- What this task involves -
Every record must come back unchanged, apart from the pictures, which are dropped.

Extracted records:
○ ○ ○ ○ ○ ○ ○
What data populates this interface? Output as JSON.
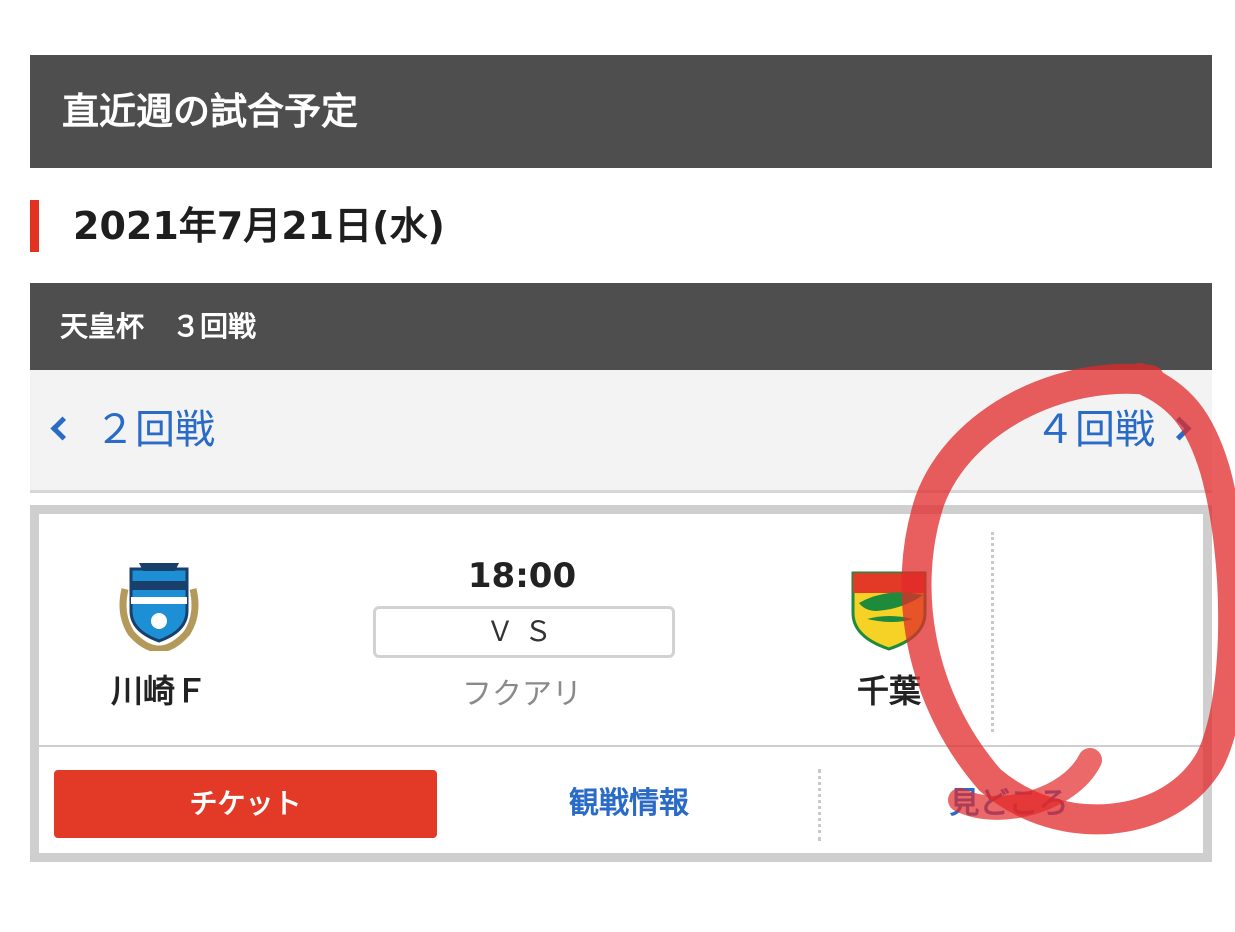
{
  "header": {
    "title": "直近週の試合予定"
  },
  "date": {
    "label": "2021年7月21日(水)"
  },
  "competition": {
    "label": "天皇杯　３回戦"
  },
  "round_nav": {
    "prev_label": "２回戦",
    "next_label": "４回戦"
  },
  "match": {
    "home_team": "川崎Ｆ",
    "away_team": "千葉",
    "kickoff": "18:00",
    "vs": "ＶＳ",
    "venue": "フクアリ"
  },
  "actions": {
    "ticket": "チケット",
    "info": "観戦情報",
    "highlights": "見どころ"
  },
  "colors": {
    "header_bg": "#4e4e4e",
    "accent_red": "#e23222",
    "link_blue": "#2a6bc7",
    "ticket_red": "#e23a26",
    "annotation_red": "#e22a2a"
  },
  "icons": {
    "home_logo": "kawasaki-frontale-crest-icon",
    "away_logo": "jef-united-chiba-crest-icon",
    "prev": "chevron-left-icon",
    "next": "chevron-right-icon"
  }
}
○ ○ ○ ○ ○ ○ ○
- Reply to the task -
What data populates this interface? Output as JSON.
{
  "header": {
    "title": "直近週の試合予定"
  },
  "date": {
    "label": "2021年7月21日(水)"
  },
  "competition": {
    "label": "天皇杯　３回戦"
  },
  "round_nav": {
    "prev_label": "２回戦",
    "next_label": "４回戦"
  },
  "match": {
    "home_team": "川崎Ｆ",
    "away_team": "千葉",
    "kickoff": "18:00",
    "vs": "ＶＳ",
    "venue": "フクアリ"
  },
  "actions": {
    "ticket": "チケット",
    "info": "観戦情報",
    "highlights": "見どころ"
  },
  "colors": {
    "header_bg": "#4e4e4e",
    "accent_red": "#e23222",
    "link_blue": "#2a6bc7",
    "ticket_red": "#e23a26",
    "annotation_red": "#e22a2a"
  },
  "icons": {
    "home_logo": "kawasaki-frontale-crest-icon",
    "away_logo": "jef-united-chiba-crest-icon",
    "prev": "chevron-left-icon",
    "next": "chevron-right-icon"
  }
}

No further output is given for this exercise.